I recently also offered to sponsor another young woman. She shared some thoughts with me that made our short time together completely worthwhile.
We were reading the big book together, accompanied by a few pages of dreaded, yet reliable, homework. I suggested that she try to settle on a task and with humble willingness, she would start to feel better.
She concurred with insight of a different view, as she woefully spoke:
“I feel fear better.
I feel anger better.
I feel anxiety better.
I feel sadness better.
I feel everything fucking better.”
Truth. This is reality of sobriety.
I shared with this newcomer some of my ongoing struggles, and the recent ebb and flow of grief. Recounted the moment I was crying to my doctor, hoping for some Xanax, admitting to my new naturopath, “I don’t want to feel this…” Prior to hitting my bottom, I had been over-medicated in the care of an over-zealous practitioner with Xanax, Klonopin, and Celexa.
What was my new doctor’s remedy, instead of firing off a cryptic prescription or two?
She alerted me to my words that day, ” I don’t want to feel…” and reminded me that I haven’t allowed myself to feel anything except detachment for the past 20 years.
She recommended I sit through these damned emotions, wallow through the despair, allow the waves of grief to flow, until I could…
Written by Kellie Ideson from Pure Life Recovery
I suddenly find myself three years sober. I’ve been contemplating how to write about this milestone for weeks. Recently distracted and shamelessly overwhelmed with life events, to a degree that I actually did not over analyze this past year in recovery.
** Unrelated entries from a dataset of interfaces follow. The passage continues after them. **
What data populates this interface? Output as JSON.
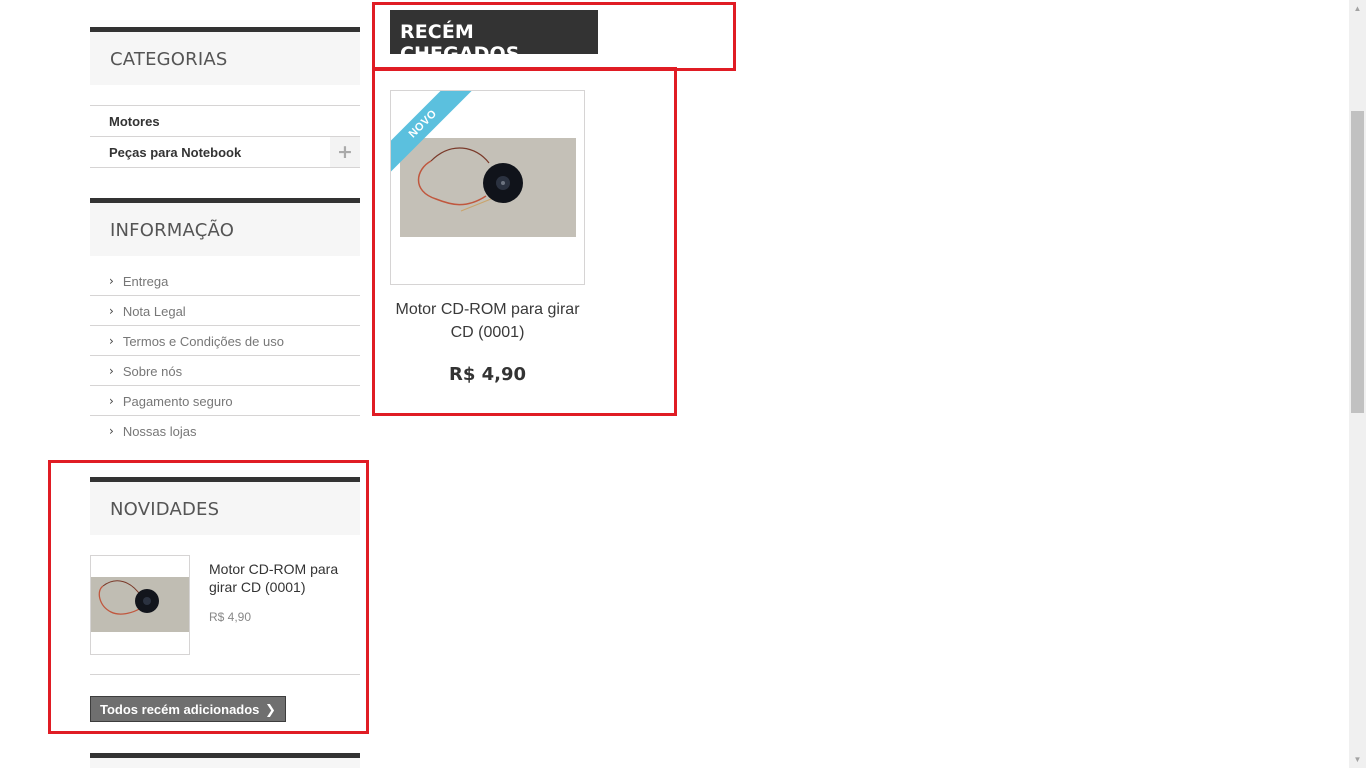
{
  "categories": {
    "title": "CATEGORIAS",
    "items": [
      {
        "label": "Motores",
        "has_children": false
      },
      {
        "label": "Peças para Notebook",
        "has_children": true,
        "toggle": "+"
      }
    ]
  },
  "information": {
    "title": "INFORMAÇÃO",
    "chevron": "›",
    "items": [
      {
        "label": "Entrega"
      },
      {
        "label": "Nota Legal"
      },
      {
        "label": "Termos e Condições de uso"
      },
      {
        "label": "Sobre nós"
      },
      {
        "label": "Pagamento seguro"
      },
      {
        "label": "Nossas lojas"
      }
    ]
  },
  "new_products": {
    "title": "NOVIDADES",
    "product": {
      "name": "Motor CD-ROM para girar CD (0001)",
      "price": "R$ 4,90",
      "image_icon": "cd-motor-image"
    },
    "all_button_label": "Todos recém adicionados",
    "all_button_icon": "chevron-right-icon"
  },
  "new_arrivals": {
    "title": "RECÉM CHEGADOS",
    "product": {
      "badge": "NOVO",
      "name": "Motor CD-ROM para girar CD (0001)",
      "price": "R$ 4,90",
      "image_icon": "cd-motor-image"
    }
  },
  "colors": {
    "dark": "#333333",
    "ribbon": "#5bc0de",
    "highlight": "#e01c24",
    "button": "#6f6f6f"
  }
}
It just “happened.” Odd how the days amass when conducting myself like a palpable, functioning adult.
Life evolved this year. My godmother died. I said my final farewell to my amazing dad. I went through a tumultuous and extended break up; my first one sober. My eldest daughter graduated from high school, while we opted to pull my youngest daughter out of public school to embark on a home school scenario. Most recently, I resigned from a reliable job to engage in this new, unfamiliar path of educating my child.
That’s a lot of shit. A whole lot.
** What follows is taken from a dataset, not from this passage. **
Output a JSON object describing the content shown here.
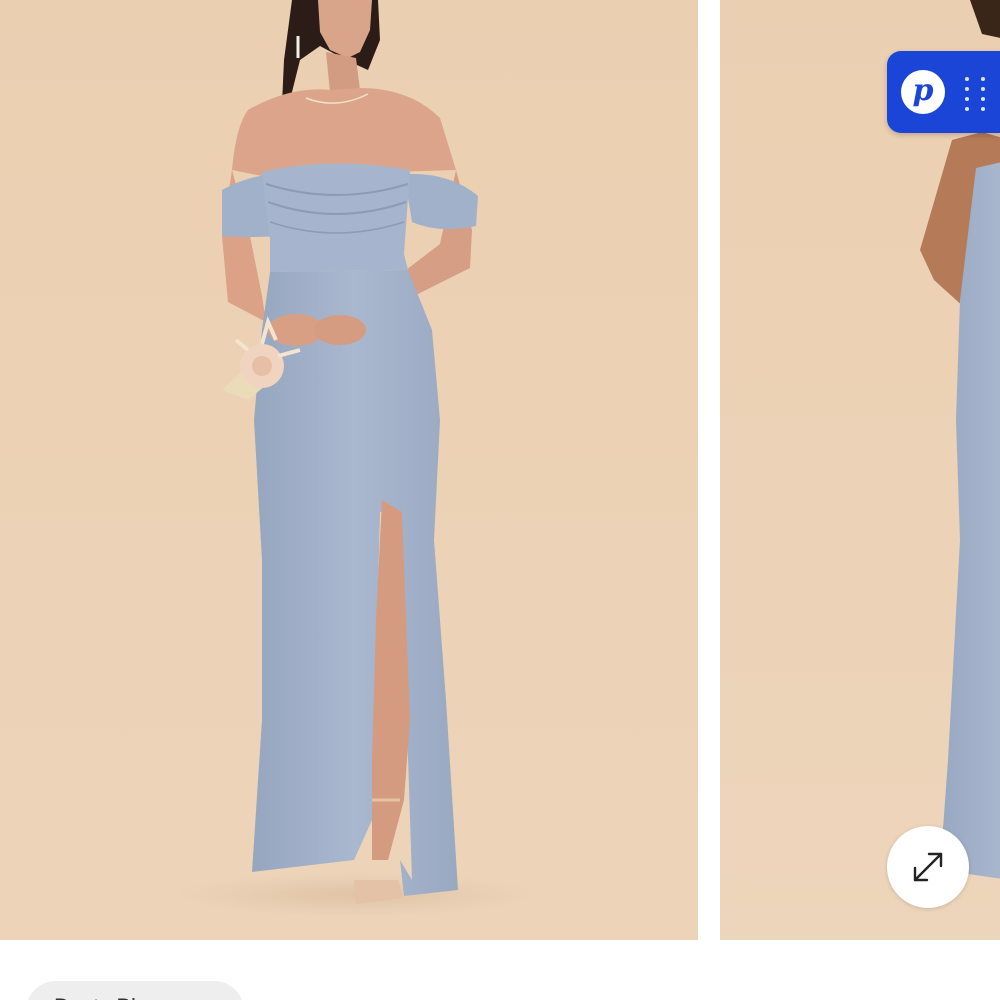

My therapist asked me to imagine a scenario: What if you had been told one year ago, or even six months ago, that all of these life events would materialize? Leading me into absolutely uncharted territory, a real transformation in my sobriety.
I would not have believed it. Nor would I have welcomed it. Any of it.
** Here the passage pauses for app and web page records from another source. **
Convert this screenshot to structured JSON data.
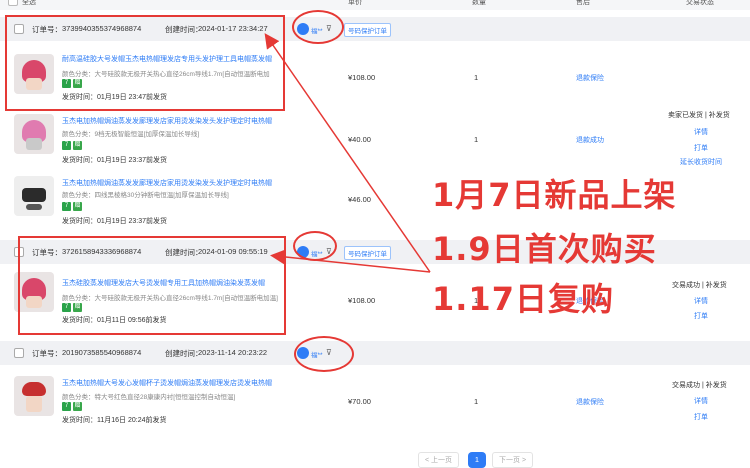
{
  "header": {
    "col_select": "全选",
    "col_price": "单价",
    "col_qty": "数量",
    "col_after": "售后",
    "col_status": "交易状态"
  },
  "colors": {
    "accent": "#2e7cf6",
    "annotation": "#e53935",
    "tag_green": "#2aa34a"
  },
  "orders": [
    {
      "order_no_label": "订单号：",
      "order_no": "3739940355374968874",
      "created_label": "创建时间：",
      "created": "2024-01-17 23:34:27",
      "flag_label": "福**",
      "tag": "号码保护订单",
      "items": [
        {
          "title": "耐高温硅胶大号发帽玉杰电热帽理发店专用头发护理工具电帽蒸发帽",
          "spec": "颜色分类：大号硅胶款无极开关热心直径26cm导线1.7m[自动恒温断电加",
          "badges": [
            "7",
            "赠"
          ],
          "ship": "发货时间：01月19日 23:47前发货",
          "price": "¥108.00",
          "qty": "1",
          "after": "退款保险",
          "status": "",
          "links": []
        },
        {
          "title": "玉杰电加热帽焗油蒸发发廊理发店家用烫发染发头发护理定时电热帽",
          "spec": "颜色分类：9档无极智能恒温[加厚保温加长导线]",
          "badges": [
            "7",
            "赠"
          ],
          "ship": "发货时间：01月19日 23:37前发货",
          "price": "¥40.00",
          "qty": "1",
          "after": "退款成功",
          "status": "卖家已发货 | 补发货",
          "links": [
            "详情",
            "打单",
            "延长收货时间"
          ]
        },
        {
          "title": "玉杰电加热帽焗油蒸发发廊理发店家用烫发染发头发护理定时电热帽",
          "spec": "颜色分类：四线黑棱格30分钟断电恒温[加厚保温加长导线]",
          "badges": [
            "7",
            "赠"
          ],
          "ship": "发货时间：01月19日 23:37前发货",
          "price": "¥46.00",
          "qty": "",
          "after": "",
          "status": "",
          "links": []
        }
      ]
    },
    {
      "order_no_label": "订单号：",
      "order_no": "3726158943336968874",
      "created_label": "创建时间：",
      "created": "2024-01-09 09:55:19",
      "flag_label": "福**",
      "tag": "号码保护订单",
      "items": [
        {
          "title": "玉杰硅胶蒸发帽理发店大号烫发帽专用工具加热帽焗油染发蒸发帽",
          "spec": "颜色分类：大号硅胶款无极开关热心直径26cm导线1.7m[自动恒温断电加温]",
          "badges": [
            "7",
            "赠"
          ],
          "ship": "发货时间：01月11日 09:56前发货",
          "price": "¥108.00",
          "qty": "1",
          "after": "退款保险",
          "status": "交易成功 | 补发货",
          "links": [
            "详情",
            "打单"
          ]
        }
      ]
    },
    {
      "order_no_label": "订单号：",
      "order_no": "2019073585540968874",
      "created_label": "创建时间：",
      "created": "2023-11-14 20:23:22",
      "flag_label": "福**",
      "tag": "",
      "items": [
        {
          "title": "玉杰电加热帽大号发心发帽杯子烫发帽焗油蒸发帽理发店烫发电热帽",
          "spec": "颜色分类：特大号红色直径28康康内衬[恒恒温控制自动恒温]",
          "badges": [
            "7",
            "赠"
          ],
          "ship": "发货时间：11月16日 20:24前发货",
          "price": "¥70.00",
          "qty": "1",
          "after": "退款保险",
          "status": "交易成功 | 补发货",
          "links": [
            "详情",
            "打单"
          ]
        }
      ]
    }
  ],
  "annotations": [
    "1月7日新品上架",
    "1.9日首次购买",
    "1.17日复购"
  ],
  "pagination": {
    "prev": "< 上一页",
    "current": "1",
    "next": "下一页 >"
  }
}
However, my gratitude abounds. Exhausted and somewhat anxious? Unquestionably. Waiting for the next move to be revealed, I do so without any evident amount of dread.
Three years ago I was paralyzed by dread on a daily, sometimes hourly basis. For me, dread is not fear. It is an emotion characterized by boredom, lethargy, laziness, selfishness, non existent self esteem, and yes…fear. Dread was the contrived outcome of my lack of human authenticity. An unrealistic, inner dialog with myself, that I would be “found out.” That I was an emotional adolescent, masquerading as an adult.
My list of dread was as follows:
Hurting my children
Loving my children
I recognize a plethora of self imposed imbalance on that list (accompanied by a dozen more blog ideas). Dread of pain and joy. Just and unjust. I once suggested that my addiction eased some of this dread; pain. A suggestion of delusion.
Drinking obliterated legitimate coping skills. It diluted raw and pure emotions, and diverted my responsiveness to life.
In the past year I have embraced the “undread.” Welcoming the concept that feeling anxious and occasionally fearful is typical. To truly live is to let go of dread and the unrealistic expectation that life is painless. Realizing that our best laid plans are not truly of our making at all. There is a power greater than ourselves that releases us from the responsibility of dread and morose repercussions.
Life for me is not easier in recovery, not by a long shot. Yet I am amazingly content, mostly serene, and able to accept that my worst day sober is far more acceptable than my best day drunk.
Embracing the journey. One day, one moment, one new trail at a time.
Written by Kellie Ideson from Pure Recovery